(This was a “choose a book, read it, and write a report about it” assignment. I no longer remember the name of the book. Fossey later wrote a book called Gorillas in the Midst, which became very well known and was made into a movie that became even better known.)

I did not realize that, in a way, this foreshadowed my eventual career (writing about things that make people laugh, then think). When I write about something that seems “unbelievable”, I usually include citations or links, so that people can go see for themselves. But some people already know what they think about a thing, before they know anything about it.

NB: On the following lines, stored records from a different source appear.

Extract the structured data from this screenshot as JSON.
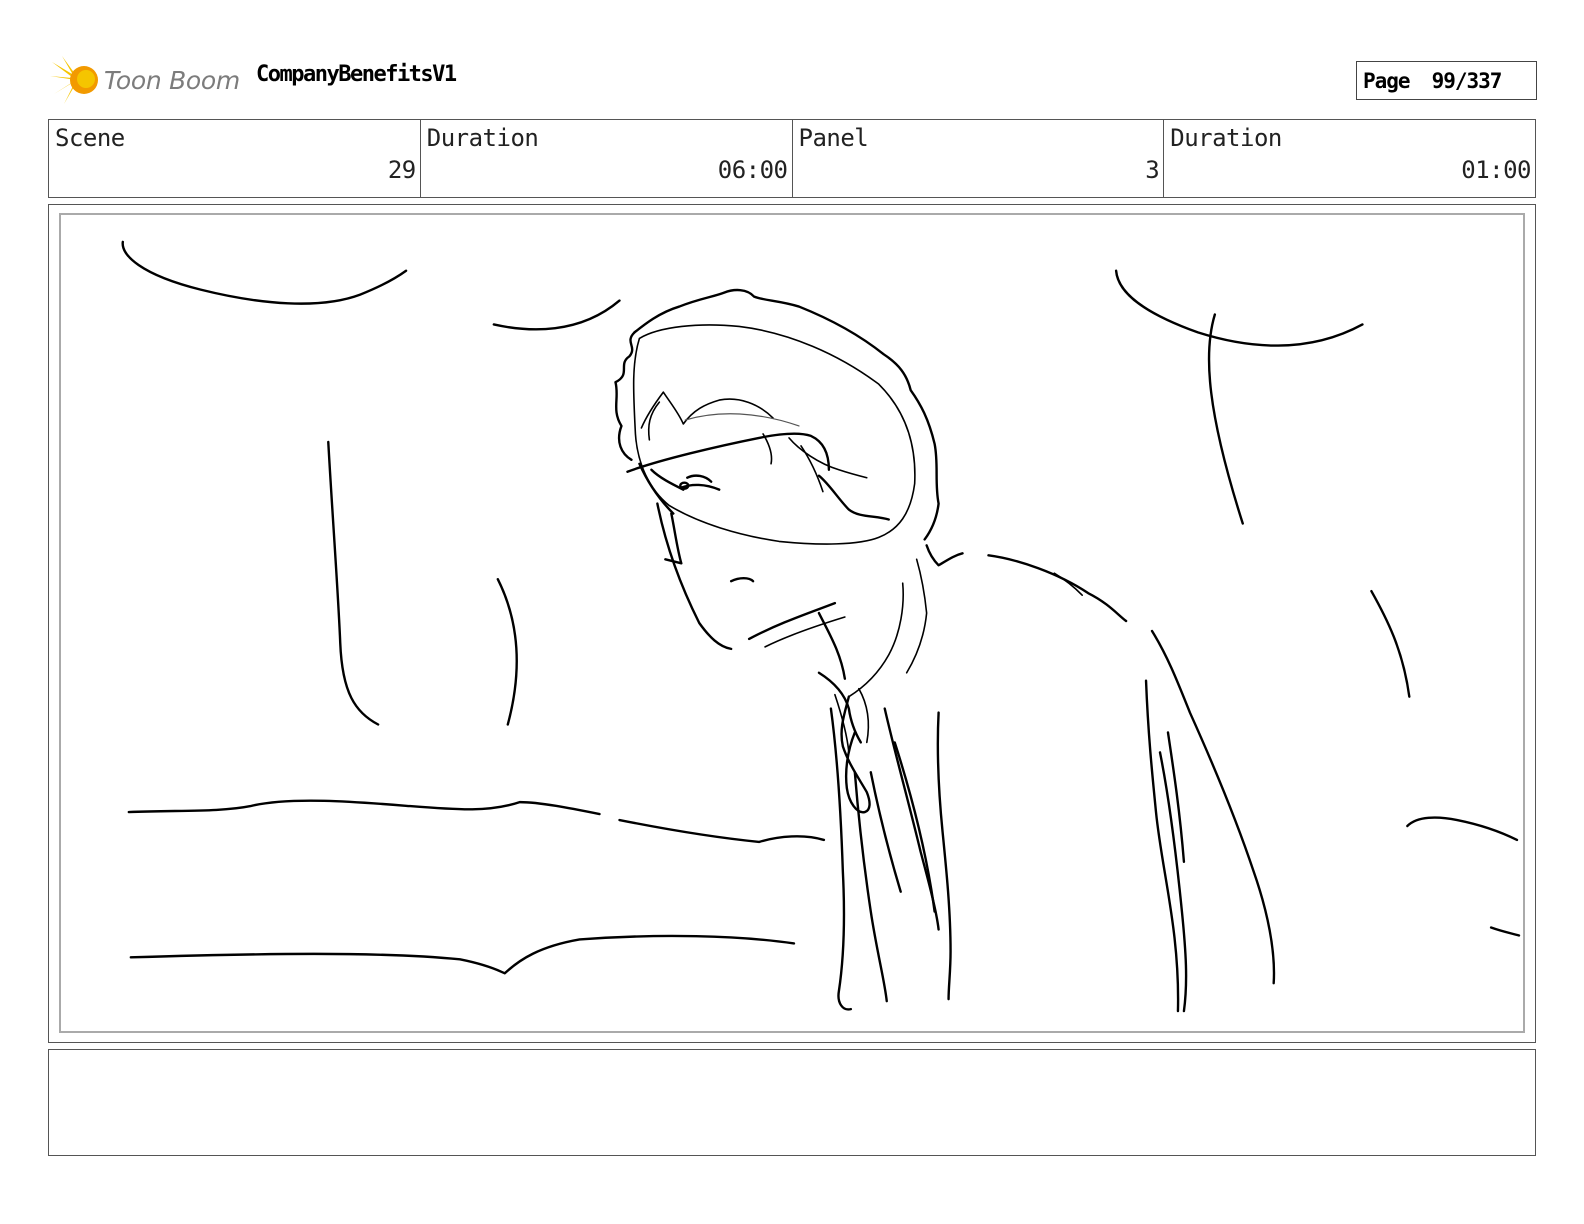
{
  "header": {
    "brand_name": "Toon Boom",
    "project_title": "CompanyBenefitsV1",
    "page_label": "Page",
    "page_number": "99/337"
  },
  "info": {
    "scene_label": "Scene",
    "scene_value": "29",
    "scene_duration_label": "Duration",
    "scene_duration_value": "06:00",
    "panel_label": "Panel",
    "panel_value": "3",
    "panel_duration_label": "Duration",
    "panel_duration_value": "01:00"
  },
  "panel": {
    "image": "pencil-sketch-person-with-glasses-icon"
  },
  "notes": {
    "text": ""
  },
  "colors": {
    "logo_yellow": "#f5c500",
    "logo_orange": "#f29a00",
    "logo_text": "#7c7c7c",
    "border": "#555555"
  }
}
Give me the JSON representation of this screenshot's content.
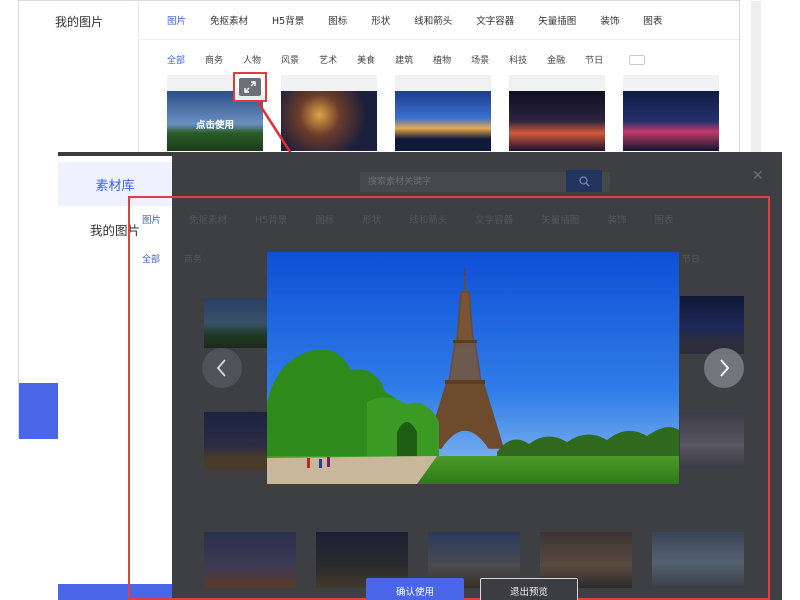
{
  "background_window": {
    "sidebar": {
      "my_images": "我的图片"
    },
    "tabs": [
      "图片",
      "免抠素材",
      "H5背景",
      "图标",
      "形状",
      "线和箭头",
      "文字容器",
      "矢量插图",
      "装饰",
      "图表"
    ],
    "subtabs": [
      "全部",
      "商务",
      "人物",
      "风景",
      "艺术",
      "美食",
      "建筑",
      "植物",
      "场景",
      "科技",
      "金融",
      "节日"
    ],
    "hover_caption": "点击使用"
  },
  "preview_window": {
    "sidebar": {
      "library": "素材库",
      "my_images": "我的图片"
    },
    "search_placeholder": "搜索素材关键字",
    "tabs": [
      "图片",
      "免抠素材",
      "H5背景",
      "图标",
      "形状",
      "线和箭头",
      "文字容器",
      "矢量插图",
      "装饰",
      "图表"
    ],
    "subtabs": [
      "全部",
      "商务"
    ],
    "subtab_right": "节日",
    "confirm_button": "确认使用",
    "exit_button": "退出预览"
  },
  "icons": {
    "expand": "expand-icon",
    "search": "search-icon",
    "close": "close-icon",
    "prev": "chevron-left-icon",
    "next": "chevron-right-icon"
  },
  "colors": {
    "accent": "#4a66e8",
    "highlight": "#e04040"
  }
}
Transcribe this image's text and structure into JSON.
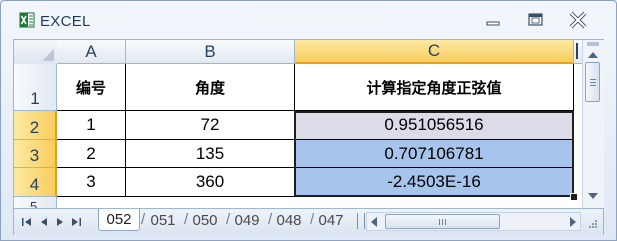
{
  "window": {
    "title": "EXCEL",
    "icons": {
      "app": "excel-icon",
      "minimize": "minimize-icon",
      "maximize": "maximize-icon",
      "close": "close-icon"
    }
  },
  "sheet": {
    "columns": [
      "A",
      "B",
      "C"
    ],
    "selected_column": "C",
    "rows": [
      {
        "row": "1",
        "cells": [
          "编号",
          "角度",
          "计算指定角度正弦值"
        ]
      },
      {
        "row": "2",
        "cells": [
          "1",
          "72",
          "0.951056516"
        ]
      },
      {
        "row": "3",
        "cells": [
          "2",
          "135",
          "0.707106781"
        ]
      },
      {
        "row": "4",
        "cells": [
          "3",
          "360",
          "-2.4503E-16"
        ]
      }
    ],
    "partial_row": "5",
    "selected_rows": [
      "2",
      "3",
      "4"
    ],
    "active_cell": "C2",
    "selection_range": "C2:C4",
    "colors": {
      "selection_fill": "#a7c4ec",
      "active_fill": "#dcdce8",
      "header_highlight": "#f7cd5e"
    }
  },
  "tabs": {
    "items": [
      "052",
      "051",
      "050",
      "049",
      "048",
      "047"
    ],
    "active": "052",
    "nav_icons": [
      "first-sheet-icon",
      "prev-sheet-icon",
      "next-sheet-icon",
      "last-sheet-icon"
    ]
  }
}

Gorilla dung continued, and continues, to inform and fascinate some of the scientists who study gorillas. Here’s one of many gorilla-dung-centric studies. I rather hope it will get some current ninth grade student into trouble:

Using Dung to Estimate Gorilla Density: Modeling Dung Production Rate,” Angelique F. Todd, Hjalmar S. Kuehl, Chloé Cipolletta, and Peter D. Walsh, International Journal of Primatology, vol. 29, 2008, pp. 549-563.

Show this — “Bullshit” — to two friends…

Thursday, November 10th, 2016

In this short video, Harry Frankfurt tells you what bullshit is, and how to recognize it.

If you want to do some genuine good for the world: show the video to two friends, and ask each of them to show it to two friends.

Report of the scientific investigation: Can farts be lit on fire by a laser?

Friday, November 4th, 2016

There was indeed a scientific investigation after the (widely reported) fire that ignited during a patient’s cervical conization procedure at the University of Tokyo Hospital, causing “a wide range of burns [to the] thighs [and] rear” to the patient. That scientific report is lavishly illustrated with photographs.

To determine whether the accident could have been caused by an ill-timed fart from the patient combined with a high power laser — rather than negligence by the doctors or equipment failure — researchers conducted tests, then issued a report.

After reviewing the surgery video and testimony of the surgeon, it was clear that the fire did not start on any coverings or drapes the patient had on, nor on any alcohol based antiseptic. This left but one option for the researchers: recreate the conditions using a “test doll”, laser, and bucket of lean beef with intestinal gasses.

Seen here, the test doll and laser

Shown here, from top left to bottom left, test smoke leaving from below, and getting sucked into the test doll vagina.A potential problem with the fart lighting hypothesis was figuring out how the fart could have gotten to the vaginal area, since intestinal gases are released by the butt, located on the opposite side of the surgical field. The scientists set up the test doll in a position to replicate the event, and used a test gas to track the direction the fart may have flowed in. By following smoke fumes fed through a tube, as seen in the pictures here starting from the top going down, it could be shown that gasses emitted from the rear could get sucked up towards the vagina. It is thought that this trapped intestinal gas (the patient’s fart) could begin the combustion process once the energy from the laser interacted with the flesh and gas.

To add even more fiber to the experiment, the researchers took lean beef, placed the lean beef in a bucket, and filled that bucket with intestinal gasses of various concentrations. By firing a laser at the lean beef, a very small explosion could ignite the experimental farts, as shown below.


The researches conclude that: (1) farts can be lit on fire by using a laser, and that (2) those farts could possibly be lit on fire if those farts are sucked into a vagina while a laser is aimed at that vagina.

BONUS: A music video that perhaps expresses the doctors’ reaction when the incident occurred:
“We Didn’t Start The Fire”, by Billy Joel:

BONUS (distantly related topic): Someone’s video explanation of a different way to light a fart (using a lighter):

BONUS (extension of that distantly related topic): Fart lighting compilation: